[RECORDS FOR THIS TASK Boundary: Start]

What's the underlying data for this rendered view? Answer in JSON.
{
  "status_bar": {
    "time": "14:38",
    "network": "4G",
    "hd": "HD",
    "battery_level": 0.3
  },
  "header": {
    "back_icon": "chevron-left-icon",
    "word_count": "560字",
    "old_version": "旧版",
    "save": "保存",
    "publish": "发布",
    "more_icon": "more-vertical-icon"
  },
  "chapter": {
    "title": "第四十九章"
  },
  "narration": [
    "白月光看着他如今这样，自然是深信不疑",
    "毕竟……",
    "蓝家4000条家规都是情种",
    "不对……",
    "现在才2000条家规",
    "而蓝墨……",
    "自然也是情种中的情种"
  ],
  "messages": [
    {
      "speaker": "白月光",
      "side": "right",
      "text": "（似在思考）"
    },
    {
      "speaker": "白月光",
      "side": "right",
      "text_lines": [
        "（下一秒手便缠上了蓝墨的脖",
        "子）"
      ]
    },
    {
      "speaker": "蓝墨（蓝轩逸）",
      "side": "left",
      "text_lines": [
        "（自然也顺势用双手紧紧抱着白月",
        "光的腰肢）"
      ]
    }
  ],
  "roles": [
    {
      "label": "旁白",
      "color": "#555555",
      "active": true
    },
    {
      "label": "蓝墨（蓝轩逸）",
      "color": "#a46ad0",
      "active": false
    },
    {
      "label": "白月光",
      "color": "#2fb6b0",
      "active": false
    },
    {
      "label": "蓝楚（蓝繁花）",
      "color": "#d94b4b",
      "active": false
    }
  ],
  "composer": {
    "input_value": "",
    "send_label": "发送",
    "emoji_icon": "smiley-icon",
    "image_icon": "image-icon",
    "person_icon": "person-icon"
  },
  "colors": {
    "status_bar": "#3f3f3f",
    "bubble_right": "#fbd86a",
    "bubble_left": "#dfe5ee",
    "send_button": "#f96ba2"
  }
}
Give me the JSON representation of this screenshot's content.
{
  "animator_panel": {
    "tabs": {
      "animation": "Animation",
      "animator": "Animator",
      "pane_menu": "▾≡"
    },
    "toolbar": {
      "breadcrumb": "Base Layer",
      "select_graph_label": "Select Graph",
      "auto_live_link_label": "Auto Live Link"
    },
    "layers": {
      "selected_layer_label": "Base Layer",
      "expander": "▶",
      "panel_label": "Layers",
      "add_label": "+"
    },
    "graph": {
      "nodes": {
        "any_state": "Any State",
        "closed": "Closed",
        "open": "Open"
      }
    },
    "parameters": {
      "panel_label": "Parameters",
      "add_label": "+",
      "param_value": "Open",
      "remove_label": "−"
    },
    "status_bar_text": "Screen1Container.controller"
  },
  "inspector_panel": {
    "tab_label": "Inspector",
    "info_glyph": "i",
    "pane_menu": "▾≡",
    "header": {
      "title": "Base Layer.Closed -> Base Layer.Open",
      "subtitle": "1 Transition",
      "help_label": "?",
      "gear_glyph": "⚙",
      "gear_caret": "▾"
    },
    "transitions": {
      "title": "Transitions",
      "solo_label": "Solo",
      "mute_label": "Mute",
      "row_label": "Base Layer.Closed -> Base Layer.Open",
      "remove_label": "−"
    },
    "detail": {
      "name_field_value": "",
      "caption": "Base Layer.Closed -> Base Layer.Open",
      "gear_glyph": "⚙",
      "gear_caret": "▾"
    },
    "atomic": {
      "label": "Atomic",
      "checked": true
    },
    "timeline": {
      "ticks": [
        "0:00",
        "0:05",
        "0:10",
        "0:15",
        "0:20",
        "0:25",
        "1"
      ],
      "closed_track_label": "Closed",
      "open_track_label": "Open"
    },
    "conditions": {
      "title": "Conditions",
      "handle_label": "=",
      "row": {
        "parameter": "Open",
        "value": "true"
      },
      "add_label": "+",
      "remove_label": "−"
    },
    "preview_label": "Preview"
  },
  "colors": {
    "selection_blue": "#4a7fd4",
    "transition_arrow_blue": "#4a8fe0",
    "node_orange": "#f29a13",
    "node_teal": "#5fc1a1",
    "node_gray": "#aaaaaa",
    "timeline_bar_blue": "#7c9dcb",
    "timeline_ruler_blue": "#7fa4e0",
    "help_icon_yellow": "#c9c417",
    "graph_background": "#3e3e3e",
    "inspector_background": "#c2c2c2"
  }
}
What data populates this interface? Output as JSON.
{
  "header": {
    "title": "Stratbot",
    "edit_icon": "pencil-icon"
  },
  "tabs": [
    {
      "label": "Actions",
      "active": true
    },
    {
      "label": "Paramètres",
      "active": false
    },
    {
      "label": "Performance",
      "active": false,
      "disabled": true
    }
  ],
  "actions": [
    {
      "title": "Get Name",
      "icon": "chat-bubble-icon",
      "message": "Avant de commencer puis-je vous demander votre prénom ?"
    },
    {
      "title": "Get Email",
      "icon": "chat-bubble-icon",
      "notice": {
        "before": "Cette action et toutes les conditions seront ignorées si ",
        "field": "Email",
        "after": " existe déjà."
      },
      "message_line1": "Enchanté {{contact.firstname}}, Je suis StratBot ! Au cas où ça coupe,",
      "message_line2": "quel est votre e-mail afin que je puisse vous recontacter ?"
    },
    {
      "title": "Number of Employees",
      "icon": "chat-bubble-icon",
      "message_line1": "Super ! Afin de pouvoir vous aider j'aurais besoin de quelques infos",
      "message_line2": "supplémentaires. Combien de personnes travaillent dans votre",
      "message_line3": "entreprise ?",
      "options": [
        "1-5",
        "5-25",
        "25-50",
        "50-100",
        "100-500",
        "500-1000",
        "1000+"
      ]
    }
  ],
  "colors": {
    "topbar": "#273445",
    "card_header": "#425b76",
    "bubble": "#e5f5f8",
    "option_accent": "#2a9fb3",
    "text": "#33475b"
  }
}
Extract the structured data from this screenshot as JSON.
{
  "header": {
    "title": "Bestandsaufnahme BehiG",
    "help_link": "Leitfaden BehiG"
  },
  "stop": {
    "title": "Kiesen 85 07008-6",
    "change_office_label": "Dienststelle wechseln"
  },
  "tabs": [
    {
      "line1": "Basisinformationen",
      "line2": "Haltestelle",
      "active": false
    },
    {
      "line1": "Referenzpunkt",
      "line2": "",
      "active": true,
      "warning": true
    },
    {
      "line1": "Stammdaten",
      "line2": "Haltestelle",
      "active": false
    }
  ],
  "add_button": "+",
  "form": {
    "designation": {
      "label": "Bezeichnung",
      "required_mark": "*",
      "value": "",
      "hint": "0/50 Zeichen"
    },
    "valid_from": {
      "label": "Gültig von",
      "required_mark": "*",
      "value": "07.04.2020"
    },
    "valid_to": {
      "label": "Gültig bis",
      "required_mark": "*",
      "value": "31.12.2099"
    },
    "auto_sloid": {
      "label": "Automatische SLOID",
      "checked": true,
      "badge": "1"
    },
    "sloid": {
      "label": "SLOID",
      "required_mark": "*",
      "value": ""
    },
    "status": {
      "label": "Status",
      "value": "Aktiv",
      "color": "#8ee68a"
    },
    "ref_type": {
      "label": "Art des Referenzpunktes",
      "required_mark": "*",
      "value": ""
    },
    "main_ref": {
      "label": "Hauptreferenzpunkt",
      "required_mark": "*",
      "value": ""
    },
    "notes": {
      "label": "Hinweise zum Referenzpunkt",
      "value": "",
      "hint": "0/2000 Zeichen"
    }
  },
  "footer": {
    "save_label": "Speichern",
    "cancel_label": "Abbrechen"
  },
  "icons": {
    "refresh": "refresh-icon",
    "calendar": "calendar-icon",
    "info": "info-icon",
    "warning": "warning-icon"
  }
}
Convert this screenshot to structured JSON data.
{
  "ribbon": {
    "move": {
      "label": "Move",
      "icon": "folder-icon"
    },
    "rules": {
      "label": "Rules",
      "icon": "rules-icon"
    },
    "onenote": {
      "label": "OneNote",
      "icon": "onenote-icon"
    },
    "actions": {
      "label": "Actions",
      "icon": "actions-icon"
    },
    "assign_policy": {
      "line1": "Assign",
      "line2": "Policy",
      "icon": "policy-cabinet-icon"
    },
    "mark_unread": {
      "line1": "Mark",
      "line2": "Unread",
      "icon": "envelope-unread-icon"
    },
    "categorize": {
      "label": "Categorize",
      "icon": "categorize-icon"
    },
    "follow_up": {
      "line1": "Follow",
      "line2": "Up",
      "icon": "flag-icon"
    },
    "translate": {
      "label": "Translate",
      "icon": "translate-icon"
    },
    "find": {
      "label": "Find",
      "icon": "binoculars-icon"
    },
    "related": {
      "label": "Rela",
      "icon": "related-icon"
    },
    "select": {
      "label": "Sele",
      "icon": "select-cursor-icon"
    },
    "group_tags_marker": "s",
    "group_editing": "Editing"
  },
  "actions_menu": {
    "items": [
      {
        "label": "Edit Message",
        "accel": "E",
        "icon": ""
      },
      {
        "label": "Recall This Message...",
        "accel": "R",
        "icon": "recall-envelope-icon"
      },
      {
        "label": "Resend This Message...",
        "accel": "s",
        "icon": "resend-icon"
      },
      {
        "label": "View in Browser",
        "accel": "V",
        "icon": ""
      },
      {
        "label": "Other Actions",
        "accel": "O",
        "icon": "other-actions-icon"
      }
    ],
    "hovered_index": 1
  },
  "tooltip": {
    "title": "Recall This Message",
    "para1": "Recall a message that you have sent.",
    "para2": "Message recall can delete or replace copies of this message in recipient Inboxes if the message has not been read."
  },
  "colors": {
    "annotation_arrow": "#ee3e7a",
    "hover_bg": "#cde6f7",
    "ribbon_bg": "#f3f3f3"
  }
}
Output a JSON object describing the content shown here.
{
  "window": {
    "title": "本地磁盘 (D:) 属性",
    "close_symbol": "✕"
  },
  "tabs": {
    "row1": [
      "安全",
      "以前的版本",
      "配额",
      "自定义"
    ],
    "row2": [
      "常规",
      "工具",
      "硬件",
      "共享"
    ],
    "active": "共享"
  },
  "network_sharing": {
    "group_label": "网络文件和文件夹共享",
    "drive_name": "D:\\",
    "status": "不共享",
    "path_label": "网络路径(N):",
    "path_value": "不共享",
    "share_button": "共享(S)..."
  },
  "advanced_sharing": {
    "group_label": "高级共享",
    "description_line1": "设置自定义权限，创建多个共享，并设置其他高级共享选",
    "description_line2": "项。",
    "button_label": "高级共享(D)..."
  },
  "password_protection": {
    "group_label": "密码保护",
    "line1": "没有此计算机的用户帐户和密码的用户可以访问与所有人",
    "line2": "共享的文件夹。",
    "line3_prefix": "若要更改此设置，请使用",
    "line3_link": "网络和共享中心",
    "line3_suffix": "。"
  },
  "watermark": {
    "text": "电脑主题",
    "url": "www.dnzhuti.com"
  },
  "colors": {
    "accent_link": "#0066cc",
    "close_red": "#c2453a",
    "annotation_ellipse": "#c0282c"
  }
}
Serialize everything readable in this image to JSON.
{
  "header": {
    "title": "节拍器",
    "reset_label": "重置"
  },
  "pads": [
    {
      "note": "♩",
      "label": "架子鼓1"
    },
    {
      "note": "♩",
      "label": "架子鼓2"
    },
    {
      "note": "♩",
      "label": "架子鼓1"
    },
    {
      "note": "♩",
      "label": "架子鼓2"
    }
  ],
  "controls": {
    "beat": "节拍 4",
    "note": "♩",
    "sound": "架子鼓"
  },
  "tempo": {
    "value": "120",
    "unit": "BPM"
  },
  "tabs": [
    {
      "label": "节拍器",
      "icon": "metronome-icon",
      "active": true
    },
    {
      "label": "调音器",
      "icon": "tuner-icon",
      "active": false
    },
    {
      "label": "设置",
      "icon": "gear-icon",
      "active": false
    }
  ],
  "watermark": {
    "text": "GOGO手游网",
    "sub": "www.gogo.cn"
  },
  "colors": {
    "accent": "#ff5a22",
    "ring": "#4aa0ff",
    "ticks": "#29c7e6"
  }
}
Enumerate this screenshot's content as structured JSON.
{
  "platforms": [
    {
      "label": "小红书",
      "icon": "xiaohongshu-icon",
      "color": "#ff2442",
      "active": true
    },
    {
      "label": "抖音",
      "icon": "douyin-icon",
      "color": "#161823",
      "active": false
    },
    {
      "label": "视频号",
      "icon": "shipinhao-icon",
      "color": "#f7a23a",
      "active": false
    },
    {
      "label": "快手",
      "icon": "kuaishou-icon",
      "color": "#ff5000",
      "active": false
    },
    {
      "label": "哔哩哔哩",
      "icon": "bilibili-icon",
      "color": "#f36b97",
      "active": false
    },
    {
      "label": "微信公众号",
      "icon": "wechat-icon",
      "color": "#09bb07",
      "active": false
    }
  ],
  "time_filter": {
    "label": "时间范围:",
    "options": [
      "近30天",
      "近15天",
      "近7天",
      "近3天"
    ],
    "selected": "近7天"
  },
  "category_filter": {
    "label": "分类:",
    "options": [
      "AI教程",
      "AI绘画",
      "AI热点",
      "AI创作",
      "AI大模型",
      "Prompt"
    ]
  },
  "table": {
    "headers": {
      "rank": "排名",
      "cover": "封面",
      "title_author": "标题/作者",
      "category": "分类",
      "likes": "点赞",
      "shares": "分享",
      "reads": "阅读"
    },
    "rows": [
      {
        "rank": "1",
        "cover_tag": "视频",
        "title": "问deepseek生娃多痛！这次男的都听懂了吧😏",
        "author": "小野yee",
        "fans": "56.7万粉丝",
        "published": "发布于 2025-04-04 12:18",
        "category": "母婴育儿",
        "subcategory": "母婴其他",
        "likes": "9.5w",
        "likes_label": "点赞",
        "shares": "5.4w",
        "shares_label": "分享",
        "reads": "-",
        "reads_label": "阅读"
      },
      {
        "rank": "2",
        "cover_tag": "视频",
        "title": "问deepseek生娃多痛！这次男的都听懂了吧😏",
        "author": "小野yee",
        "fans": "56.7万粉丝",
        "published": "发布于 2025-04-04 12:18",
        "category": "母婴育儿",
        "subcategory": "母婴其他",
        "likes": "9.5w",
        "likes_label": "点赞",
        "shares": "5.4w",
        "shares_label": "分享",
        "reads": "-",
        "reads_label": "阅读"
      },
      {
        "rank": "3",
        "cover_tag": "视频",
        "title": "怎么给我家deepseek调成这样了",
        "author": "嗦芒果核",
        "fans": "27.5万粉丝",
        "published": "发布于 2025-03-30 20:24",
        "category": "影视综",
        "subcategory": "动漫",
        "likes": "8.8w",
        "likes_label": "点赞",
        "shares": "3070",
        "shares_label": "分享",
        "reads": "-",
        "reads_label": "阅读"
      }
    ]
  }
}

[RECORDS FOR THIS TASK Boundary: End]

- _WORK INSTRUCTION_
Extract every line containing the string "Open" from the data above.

- _EXERCISE ANSWER_
        "open": "Open"
      "param_value": "Open",
      "title": "Base Layer.Closed -> Base Layer.Open",
      "row_label": "Base Layer.Closed -> Base Layer.Open",
      "caption": "Base Layer.Closed -> Base Layer.Open",
      "open_track_label": "Open"
        "parameter": "Open",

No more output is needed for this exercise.